■ Instructions for the task
Could you repeat every record below exactly, leaving out the pictures?

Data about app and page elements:
○ ○ ○ ○

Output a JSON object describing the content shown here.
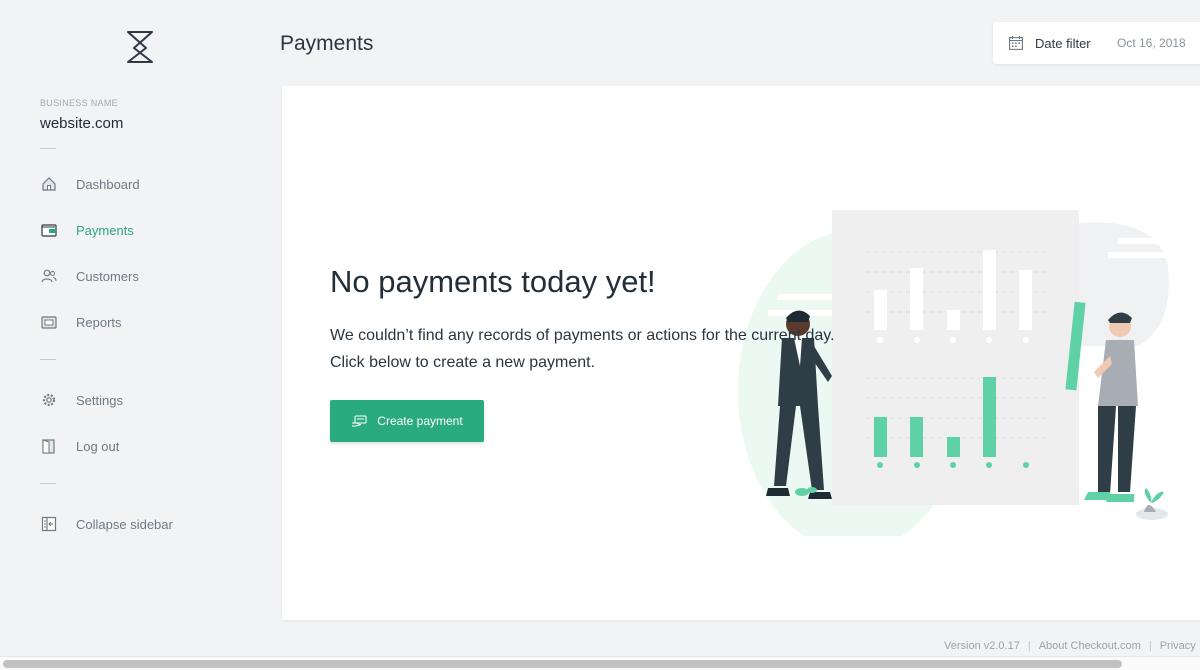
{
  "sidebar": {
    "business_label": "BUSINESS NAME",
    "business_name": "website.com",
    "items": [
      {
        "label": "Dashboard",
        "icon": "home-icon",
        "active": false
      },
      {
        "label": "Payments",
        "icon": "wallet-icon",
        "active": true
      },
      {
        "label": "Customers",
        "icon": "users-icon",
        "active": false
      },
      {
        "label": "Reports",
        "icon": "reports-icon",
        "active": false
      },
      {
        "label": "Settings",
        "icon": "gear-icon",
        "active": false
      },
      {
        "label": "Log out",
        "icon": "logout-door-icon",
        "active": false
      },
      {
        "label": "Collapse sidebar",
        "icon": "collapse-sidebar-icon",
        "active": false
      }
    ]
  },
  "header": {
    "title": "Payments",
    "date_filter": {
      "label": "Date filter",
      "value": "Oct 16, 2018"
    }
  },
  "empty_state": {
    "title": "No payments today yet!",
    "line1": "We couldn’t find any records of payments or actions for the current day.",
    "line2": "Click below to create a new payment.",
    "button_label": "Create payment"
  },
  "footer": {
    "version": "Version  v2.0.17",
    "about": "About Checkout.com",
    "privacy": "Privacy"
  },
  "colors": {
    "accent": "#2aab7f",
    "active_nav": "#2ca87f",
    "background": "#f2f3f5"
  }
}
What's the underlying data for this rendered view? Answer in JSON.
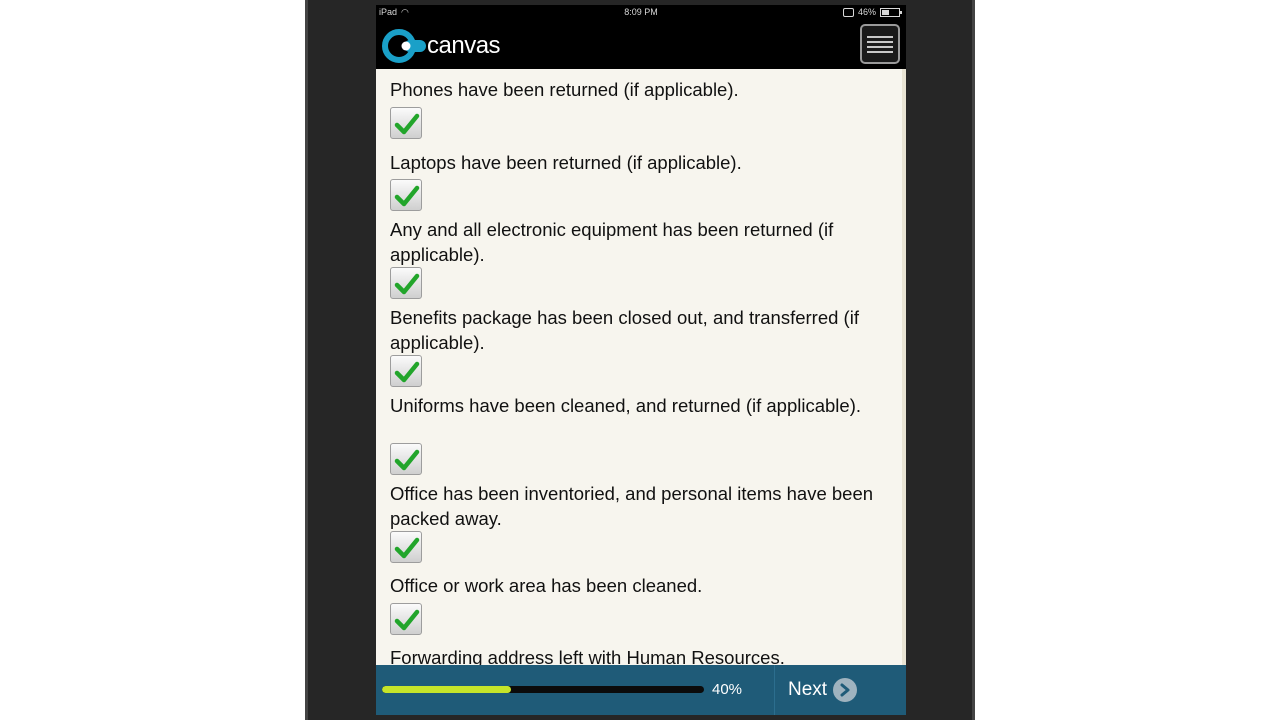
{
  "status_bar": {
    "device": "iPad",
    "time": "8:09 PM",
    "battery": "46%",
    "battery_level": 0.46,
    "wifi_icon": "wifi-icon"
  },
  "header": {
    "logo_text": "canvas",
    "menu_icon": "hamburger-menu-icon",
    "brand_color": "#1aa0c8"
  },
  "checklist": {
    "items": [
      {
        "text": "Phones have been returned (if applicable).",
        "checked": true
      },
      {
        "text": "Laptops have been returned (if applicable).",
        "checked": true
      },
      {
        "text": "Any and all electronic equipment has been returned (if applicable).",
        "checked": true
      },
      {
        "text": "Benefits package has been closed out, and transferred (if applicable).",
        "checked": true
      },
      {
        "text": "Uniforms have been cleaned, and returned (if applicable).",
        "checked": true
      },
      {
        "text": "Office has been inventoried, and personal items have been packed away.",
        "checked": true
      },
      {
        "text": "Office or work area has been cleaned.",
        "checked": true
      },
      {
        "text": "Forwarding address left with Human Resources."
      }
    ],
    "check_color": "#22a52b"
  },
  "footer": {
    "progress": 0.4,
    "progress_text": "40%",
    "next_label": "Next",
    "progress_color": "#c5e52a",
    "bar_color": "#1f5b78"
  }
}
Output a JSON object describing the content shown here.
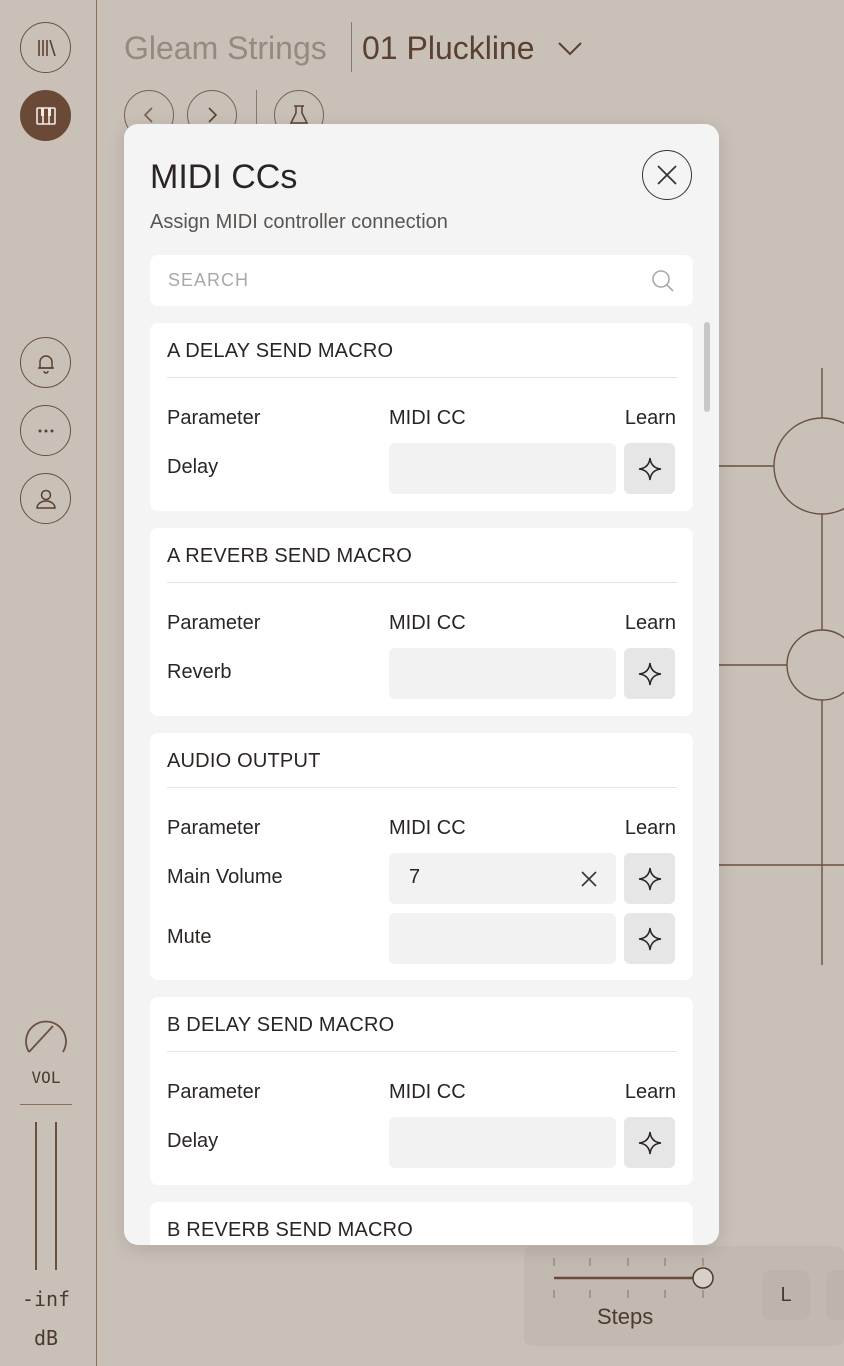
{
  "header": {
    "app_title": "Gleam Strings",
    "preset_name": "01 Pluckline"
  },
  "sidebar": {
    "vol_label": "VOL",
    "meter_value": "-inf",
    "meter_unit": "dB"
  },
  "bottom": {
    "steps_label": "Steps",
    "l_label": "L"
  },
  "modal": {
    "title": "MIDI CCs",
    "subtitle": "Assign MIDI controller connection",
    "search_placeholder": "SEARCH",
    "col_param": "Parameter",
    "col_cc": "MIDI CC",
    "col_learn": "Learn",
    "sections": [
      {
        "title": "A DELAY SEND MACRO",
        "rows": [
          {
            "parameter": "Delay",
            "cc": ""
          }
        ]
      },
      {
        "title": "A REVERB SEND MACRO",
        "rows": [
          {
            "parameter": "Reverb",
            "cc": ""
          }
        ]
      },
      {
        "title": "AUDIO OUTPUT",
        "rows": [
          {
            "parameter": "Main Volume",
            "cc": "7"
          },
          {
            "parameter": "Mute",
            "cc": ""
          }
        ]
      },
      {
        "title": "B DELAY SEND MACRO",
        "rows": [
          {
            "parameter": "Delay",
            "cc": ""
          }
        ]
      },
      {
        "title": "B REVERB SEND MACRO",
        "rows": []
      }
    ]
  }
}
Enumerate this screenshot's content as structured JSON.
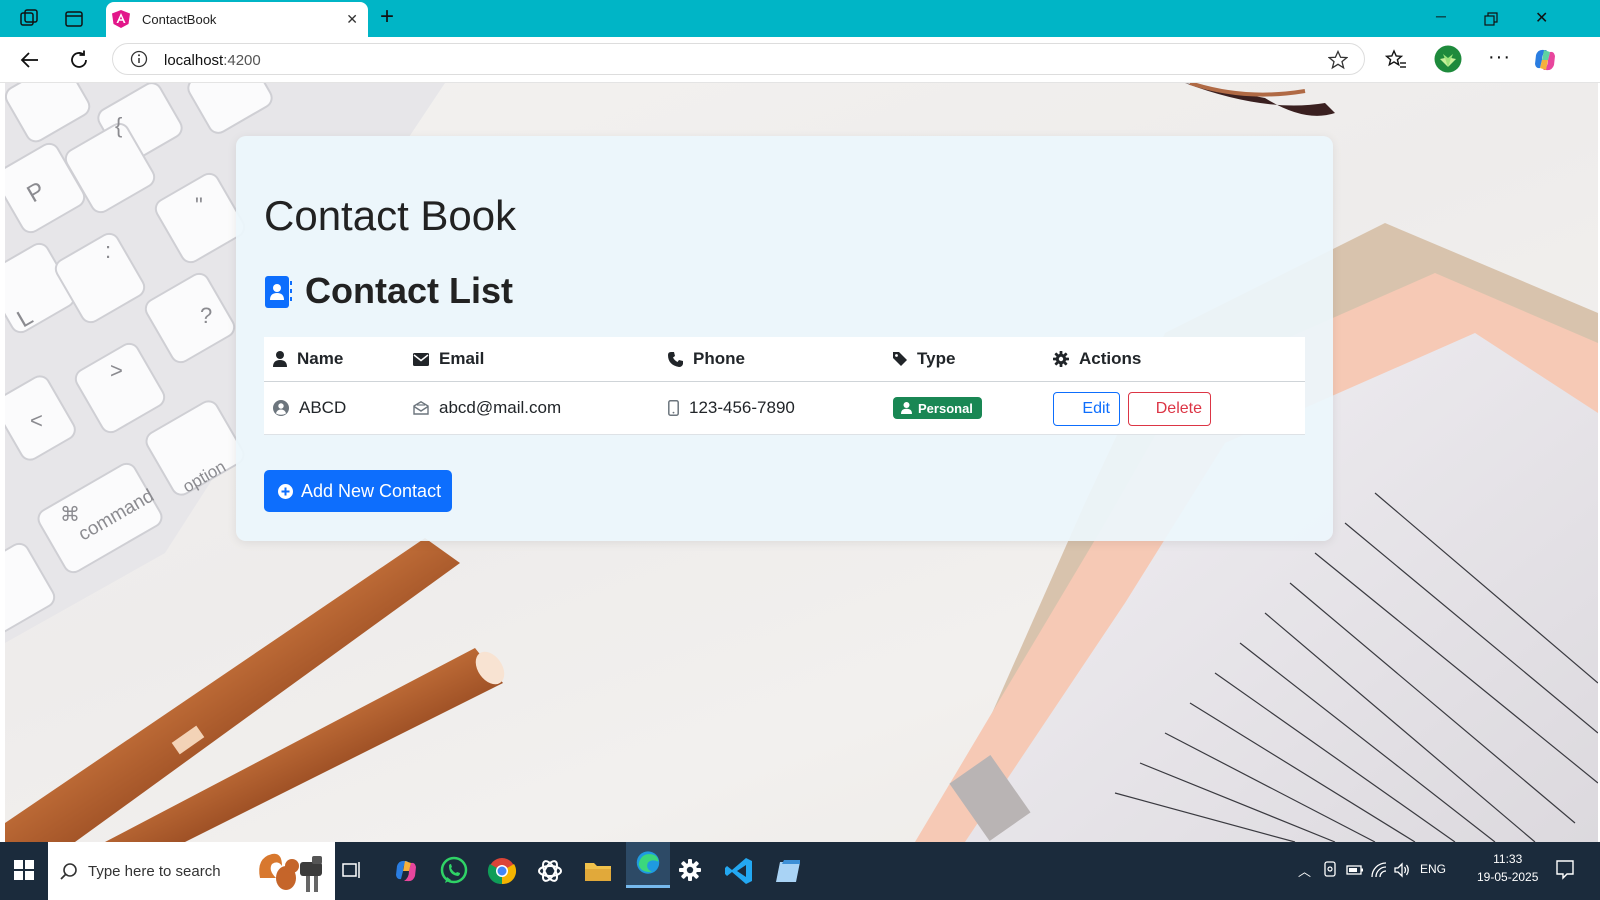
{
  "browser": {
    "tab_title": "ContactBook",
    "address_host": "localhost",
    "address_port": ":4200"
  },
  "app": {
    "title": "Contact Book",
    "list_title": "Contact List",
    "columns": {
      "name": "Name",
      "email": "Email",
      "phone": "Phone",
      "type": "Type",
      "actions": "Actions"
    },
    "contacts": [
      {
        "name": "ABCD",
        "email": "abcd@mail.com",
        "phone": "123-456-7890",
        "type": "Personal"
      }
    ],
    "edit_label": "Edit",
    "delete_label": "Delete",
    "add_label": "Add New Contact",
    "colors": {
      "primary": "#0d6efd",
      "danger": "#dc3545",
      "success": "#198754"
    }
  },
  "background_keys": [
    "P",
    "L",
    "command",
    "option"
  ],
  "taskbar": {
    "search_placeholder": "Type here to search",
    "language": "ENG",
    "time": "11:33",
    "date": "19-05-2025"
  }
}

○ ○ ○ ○

■ Solution to this problem
Output a JSON object describing the content shown here.
{
  "sidebar": {
    "business_label": "BUSINESS NAME",
    "business_name": "website.com",
    "items": [
      {
        "label": "Dashboard",
        "icon": "home-icon",
        "active": false
      },
      {
        "label": "Payments",
        "icon": "wallet-icon",
        "active": true
      },
      {
        "label": "Customers",
        "icon": "users-icon",
        "active": false
      },
      {
        "label": "Reports",
        "icon": "reports-icon",
        "active": false
      },
      {
        "label": "Settings",
        "icon": "gear-icon",
        "active": false
      },
      {
        "label": "Log out",
        "icon": "logout-door-icon",
        "active": false
      },
      {
        "label": "Collapse sidebar",
        "icon": "collapse-sidebar-icon",
        "active": false
      }
    ]
  },
  "header": {
    "title": "Payments",
    "date_filter": {
      "label": "Date filter",
      "value": "Oct 16, 2018"
    }
  },
  "empty_state": {
    "title": "No payments today yet!",
    "line1": "We couldn’t find any records of payments or actions for the current day.",
    "line2": "Click below to create a new payment.",
    "button_label": "Create payment"
  },
  "footer": {
    "version": "Version  v2.0.17",
    "about": "About Checkout.com",
    "privacy": "Privacy"
  },
  "colors": {
    "accent": "#2aab7f",
    "active_nav": "#2ca87f",
    "background": "#f2f3f5"
  }
}
What's the underlying data for this rendered view? Answer in JSON.
{
  "status_bar": {
    "device": "iPad",
    "time": "8:09 PM",
    "battery": "46%",
    "battery_level": 0.46,
    "wifi_icon": "wifi-icon"
  },
  "header": {
    "logo_text": "canvas",
    "menu_icon": "hamburger-menu-icon",
    "brand_color": "#1aa0c8"
  },
  "checklist": {
    "items": [
      {
        "text": "Phones have been returned (if applicable).",
        "checked": true
      },
      {
        "text": "Laptops have been returned (if applicable).",
        "checked": true
      },
      {
        "text": "Any and all electronic equipment has been returned (if applicable).",
        "checked": true
      },
      {
        "text": "Benefits package has been closed out, and transferred (if applicable).",
        "checked": true
      },
      {
        "text": "Uniforms have been cleaned, and returned (if applicable).",
        "checked": true
      },
      {
        "text": "Office has been inventoried, and personal items have been packed away.",
        "checked": true
      },
      {
        "text": "Office or work area has been cleaned.",
        "checked": true
      },
      {
        "text": "Forwarding address left with Human Resources."
      }
    ],
    "check_color": "#22a52b"
  },
  "footer": {
    "progress": 0.4,
    "progress_text": "40%",
    "next_label": "Next",
    "progress_color": "#c5e52a",
    "bar_color": "#1f5b78"
  }
}
Output a JSON object describing the content shown here.
{
  "header": {
    "app_title": "Gleam Strings",
    "preset_name": "01 Pluckline"
  },
  "sidebar": {
    "vol_label": "VOL",
    "meter_value": "-inf",
    "meter_unit": "dB"
  },
  "bottom": {
    "steps_label": "Steps",
    "l_label": "L"
  },
  "modal": {
    "title": "MIDI CCs",
    "subtitle": "Assign MIDI controller connection",
    "search_placeholder": "SEARCH",
    "col_param": "Parameter",
    "col_cc": "MIDI CC",
    "col_learn": "Learn",
    "sections": [
      {
        "title": "A DELAY SEND MACRO",
        "rows": [
          {
            "parameter": "Delay",
            "cc": ""
          }
        ]
      },
      {
        "title": "A REVERB SEND MACRO",
        "rows": [
          {
            "parameter": "Reverb",
            "cc": ""
          }
        ]
      },
      {
        "title": "AUDIO OUTPUT",
        "rows": [
          {
            "parameter": "Main Volume",
            "cc": "7"
          },
          {
            "parameter": "Mute",
            "cc": ""
          }
        ]
      },
      {
        "title": "B DELAY SEND MACRO",
        "rows": [
          {
            "parameter": "Delay",
            "cc": ""
          }
        ]
      },
      {
        "title": "B REVERB SEND MACRO",
        "rows": []
      }
    ]
  }
}
Enumerate this screenshot's content as structured JSON.
{
  "browser": {
    "tab_title": "ContactBook",
    "address_host": "localhost",
    "address_port": ":4200"
  },
  "app": {
    "title": "Contact Book",
    "list_title": "Contact List",
    "columns": {
      "name": "Name",
      "email": "Email",
      "phone": "Phone",
      "type": "Type",
      "actions": "Actions"
    },
    "contacts": [
      {
        "name": "ABCD",
        "email": "abcd@mail.com",
        "phone": "123-456-7890",
        "type": "Personal"
      }
    ],
    "edit_label": "Edit",
    "delete_label": "Delete",
    "add_label": "Add New Contact",
    "colors": {
      "primary": "#0d6efd",
      "danger": "#dc3545",
      "success": "#198754"
    }
  },
  "background_keys": [
    "P",
    "L",
    "command",
    "option"
  ],
  "taskbar": {
    "search_placeholder": "Type here to search",
    "language": "ENG",
    "time": "11:33",
    "date": "19-05-2025"
  }
}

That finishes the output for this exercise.